College is what Rose always dreamed of for her son. It’s what she was thinking of when she brought her family from Haiti decades ago. It’s why this devout Baptist was determined to get Rudy into Malden Catholic, praying for two years before it happened — with the help of a Catholic Schools Foundation scholarship.
“I ask God to cover him, and God did,’’ Rose said. So did Rudy’s father. Short and slight and 67, Joseph Favard still works two jobs, which means 16-hour days and weekends, as a health care aide.
Malden Catholic brought Rudy into Patty Parker’s life. She called the school for help when her husband, Rick, got sick, and could no longer carry their severely disabled son, Sammy, 8, upstairs to bed each night. The school sent Rudy.
Showing up to cradle Sammy four nights a week, Rudy became a Parker, too. Patty, Rick, and their son Ben found respite in his vitality.
After their story appeared here in December, it was passed along thousands of times, spreading across the globe.
In some ways, the attention was transforming. Supportive messages flooded in for the Parkers. Rudy, initially mortified at the attention, got good at interviews. The Catholic Schools Foundation invited him to speak at Thursday’s fund-raiser and he owned the room (it also gave him a $5,000 scholarship).
But none of it changes the fact that Rudy is going away to college. And that reality brings challenges for both families.
Rose Favard will have to learn to live without the youngest of her four sons telling her he loves her every day. And the family will have to find some way to pay for Sacred Heart, which gave Rudy some scholarship money, but not enough to cover his education.
“I don’t want to put the burden on my parents,’’ Rudy said. “They’re too old to be worrying about these things.’’
The Parkers face different hurdles. They need to find a house without stairs more urgently than ever. They can’t rely on high school kids to come by every night, and even if they could, they’re not sure anybody could slide as smoothly into their lives as Rudy.
“We’re so happy for him, and on the other side, we’re trying to face the reality of our situation, too,’’ Rick Parker said.
After their story appeared, a lot of people offered money to help the Parkers afford a new house. But only a couple of small donations materialized. They’re working on doing it alone, which is how they’ve done most things since Sammy was born. They’ve had their eye on a house in Melrose for months.
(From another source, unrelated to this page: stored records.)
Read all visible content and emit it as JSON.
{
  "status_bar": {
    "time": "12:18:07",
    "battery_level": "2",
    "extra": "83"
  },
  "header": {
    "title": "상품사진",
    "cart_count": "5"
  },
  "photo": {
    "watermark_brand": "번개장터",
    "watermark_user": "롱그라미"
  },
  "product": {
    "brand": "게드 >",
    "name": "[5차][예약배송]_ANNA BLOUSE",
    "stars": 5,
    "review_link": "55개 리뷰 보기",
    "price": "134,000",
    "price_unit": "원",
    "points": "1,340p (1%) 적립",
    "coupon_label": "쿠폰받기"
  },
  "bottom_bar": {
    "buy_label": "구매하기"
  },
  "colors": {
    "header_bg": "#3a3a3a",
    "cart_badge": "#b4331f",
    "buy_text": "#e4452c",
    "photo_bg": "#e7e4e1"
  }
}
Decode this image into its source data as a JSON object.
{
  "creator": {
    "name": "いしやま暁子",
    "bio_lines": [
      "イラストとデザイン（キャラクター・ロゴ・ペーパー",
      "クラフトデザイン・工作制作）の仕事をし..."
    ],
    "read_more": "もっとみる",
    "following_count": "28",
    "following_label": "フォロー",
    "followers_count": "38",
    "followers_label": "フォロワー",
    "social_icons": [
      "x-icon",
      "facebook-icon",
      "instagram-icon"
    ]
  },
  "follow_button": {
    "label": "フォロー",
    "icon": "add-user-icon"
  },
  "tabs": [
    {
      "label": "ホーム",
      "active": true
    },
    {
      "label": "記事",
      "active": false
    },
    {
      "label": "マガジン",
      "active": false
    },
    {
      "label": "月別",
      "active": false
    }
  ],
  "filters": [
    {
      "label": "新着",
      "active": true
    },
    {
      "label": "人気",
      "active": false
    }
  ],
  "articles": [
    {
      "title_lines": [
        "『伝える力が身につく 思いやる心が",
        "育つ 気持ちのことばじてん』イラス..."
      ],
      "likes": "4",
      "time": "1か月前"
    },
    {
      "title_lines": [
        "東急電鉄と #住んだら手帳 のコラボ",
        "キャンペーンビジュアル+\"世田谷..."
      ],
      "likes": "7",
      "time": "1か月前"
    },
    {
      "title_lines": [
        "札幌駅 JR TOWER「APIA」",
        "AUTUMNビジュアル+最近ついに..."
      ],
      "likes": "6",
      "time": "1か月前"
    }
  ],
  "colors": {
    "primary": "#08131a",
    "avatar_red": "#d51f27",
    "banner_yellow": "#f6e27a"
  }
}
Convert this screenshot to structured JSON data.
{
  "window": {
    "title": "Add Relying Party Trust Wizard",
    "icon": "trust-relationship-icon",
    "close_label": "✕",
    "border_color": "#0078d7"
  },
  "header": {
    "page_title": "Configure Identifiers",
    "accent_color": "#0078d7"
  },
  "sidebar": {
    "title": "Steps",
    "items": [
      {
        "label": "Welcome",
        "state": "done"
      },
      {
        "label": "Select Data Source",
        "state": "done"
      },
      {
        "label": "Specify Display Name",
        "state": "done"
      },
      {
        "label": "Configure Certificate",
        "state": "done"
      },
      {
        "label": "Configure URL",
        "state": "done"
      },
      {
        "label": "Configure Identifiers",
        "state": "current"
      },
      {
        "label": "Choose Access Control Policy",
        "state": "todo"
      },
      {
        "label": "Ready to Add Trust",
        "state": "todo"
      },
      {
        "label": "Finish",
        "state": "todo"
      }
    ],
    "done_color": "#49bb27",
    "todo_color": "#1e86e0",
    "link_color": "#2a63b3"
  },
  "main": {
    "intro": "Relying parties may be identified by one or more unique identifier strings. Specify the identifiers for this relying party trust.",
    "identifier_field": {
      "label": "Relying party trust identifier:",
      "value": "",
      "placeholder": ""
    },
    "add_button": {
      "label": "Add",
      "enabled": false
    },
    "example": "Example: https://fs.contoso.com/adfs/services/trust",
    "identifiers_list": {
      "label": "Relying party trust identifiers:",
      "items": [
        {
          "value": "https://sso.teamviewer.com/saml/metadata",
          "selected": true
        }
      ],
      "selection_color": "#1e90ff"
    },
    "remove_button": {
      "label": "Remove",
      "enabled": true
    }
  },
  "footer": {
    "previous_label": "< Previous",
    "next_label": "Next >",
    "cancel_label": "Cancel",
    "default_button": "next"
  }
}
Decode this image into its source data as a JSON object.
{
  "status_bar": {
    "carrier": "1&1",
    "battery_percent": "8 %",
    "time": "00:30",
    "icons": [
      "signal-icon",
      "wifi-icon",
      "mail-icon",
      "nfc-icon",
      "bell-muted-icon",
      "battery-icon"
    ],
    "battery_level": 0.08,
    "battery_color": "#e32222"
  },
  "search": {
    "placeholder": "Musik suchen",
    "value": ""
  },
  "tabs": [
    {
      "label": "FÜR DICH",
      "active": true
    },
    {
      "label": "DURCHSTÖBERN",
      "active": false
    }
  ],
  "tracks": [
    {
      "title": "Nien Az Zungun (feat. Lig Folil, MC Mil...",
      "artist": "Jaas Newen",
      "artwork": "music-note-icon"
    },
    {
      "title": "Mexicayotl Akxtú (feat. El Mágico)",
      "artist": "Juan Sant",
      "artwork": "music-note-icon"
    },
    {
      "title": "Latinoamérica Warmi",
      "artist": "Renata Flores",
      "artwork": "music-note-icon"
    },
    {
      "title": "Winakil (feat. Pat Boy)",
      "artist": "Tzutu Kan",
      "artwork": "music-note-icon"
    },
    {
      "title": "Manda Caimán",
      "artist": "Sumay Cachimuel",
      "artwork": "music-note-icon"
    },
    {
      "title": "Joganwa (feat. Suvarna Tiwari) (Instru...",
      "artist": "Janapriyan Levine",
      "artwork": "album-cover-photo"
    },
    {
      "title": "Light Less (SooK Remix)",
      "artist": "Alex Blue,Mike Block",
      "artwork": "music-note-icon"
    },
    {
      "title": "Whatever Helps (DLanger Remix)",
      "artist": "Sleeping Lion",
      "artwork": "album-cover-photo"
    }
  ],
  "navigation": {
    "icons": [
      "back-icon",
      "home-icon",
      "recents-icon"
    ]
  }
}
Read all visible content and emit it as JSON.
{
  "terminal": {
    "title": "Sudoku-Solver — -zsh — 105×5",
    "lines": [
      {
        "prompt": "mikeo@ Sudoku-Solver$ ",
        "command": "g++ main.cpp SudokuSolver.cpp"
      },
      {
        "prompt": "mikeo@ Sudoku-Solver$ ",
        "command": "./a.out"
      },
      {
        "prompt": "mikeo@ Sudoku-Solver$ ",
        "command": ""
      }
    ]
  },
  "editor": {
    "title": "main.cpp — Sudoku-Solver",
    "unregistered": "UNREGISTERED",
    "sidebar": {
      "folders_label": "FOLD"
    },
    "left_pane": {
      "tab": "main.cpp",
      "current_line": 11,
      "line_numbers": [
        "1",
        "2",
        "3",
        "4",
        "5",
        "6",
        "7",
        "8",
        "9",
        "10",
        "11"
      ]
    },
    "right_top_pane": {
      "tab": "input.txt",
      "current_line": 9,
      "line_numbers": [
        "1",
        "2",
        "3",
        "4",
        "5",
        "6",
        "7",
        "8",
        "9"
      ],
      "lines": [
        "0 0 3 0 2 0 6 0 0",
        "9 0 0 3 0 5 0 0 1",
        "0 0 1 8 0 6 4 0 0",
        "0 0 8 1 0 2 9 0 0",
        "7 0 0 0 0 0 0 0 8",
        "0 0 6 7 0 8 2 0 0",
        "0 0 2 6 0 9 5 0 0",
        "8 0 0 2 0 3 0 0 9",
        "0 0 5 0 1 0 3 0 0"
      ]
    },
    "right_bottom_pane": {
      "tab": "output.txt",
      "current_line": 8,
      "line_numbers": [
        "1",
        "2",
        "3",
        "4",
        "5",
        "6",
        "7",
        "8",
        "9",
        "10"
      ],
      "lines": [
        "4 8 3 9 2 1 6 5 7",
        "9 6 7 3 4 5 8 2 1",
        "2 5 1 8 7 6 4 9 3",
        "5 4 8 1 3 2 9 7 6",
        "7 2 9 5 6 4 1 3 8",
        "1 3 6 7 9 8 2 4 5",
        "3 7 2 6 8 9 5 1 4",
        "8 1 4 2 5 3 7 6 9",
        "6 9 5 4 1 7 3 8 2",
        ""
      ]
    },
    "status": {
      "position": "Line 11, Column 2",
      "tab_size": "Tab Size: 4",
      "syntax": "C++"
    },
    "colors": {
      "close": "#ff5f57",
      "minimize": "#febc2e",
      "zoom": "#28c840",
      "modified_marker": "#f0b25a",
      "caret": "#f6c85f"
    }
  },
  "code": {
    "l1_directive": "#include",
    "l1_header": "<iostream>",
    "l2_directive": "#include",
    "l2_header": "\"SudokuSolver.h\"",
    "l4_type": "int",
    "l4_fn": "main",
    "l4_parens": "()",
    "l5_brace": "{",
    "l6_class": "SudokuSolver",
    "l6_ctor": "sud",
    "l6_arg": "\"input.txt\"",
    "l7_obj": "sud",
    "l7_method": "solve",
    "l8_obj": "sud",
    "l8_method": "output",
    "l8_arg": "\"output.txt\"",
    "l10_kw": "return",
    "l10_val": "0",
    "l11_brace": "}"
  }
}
It’s a stretch, but it’s perfect.
The Parkers’ predicament weighs on Rudy.
“I’d rather they get a handicap-accessible house than me get a scholarship,’’ he said after his speech, “so they won’t have to rely on someone like me.’’
The truth is, there aren’t many like him. Sitting in that ballroom Thursday night, it was easy to share his parents’ pride, to feel, as his grinning father put it, “Same high with the sky.’’
The feeling was infectious. After the ballroom emptied out, Rudy and his family were passing a hotel bar and the cheer went up.
“Rudy! Rudy! Rudy!’’
Yvonne Abraham is a Globe columnist. She can be reached at firstname.lastname@example.org.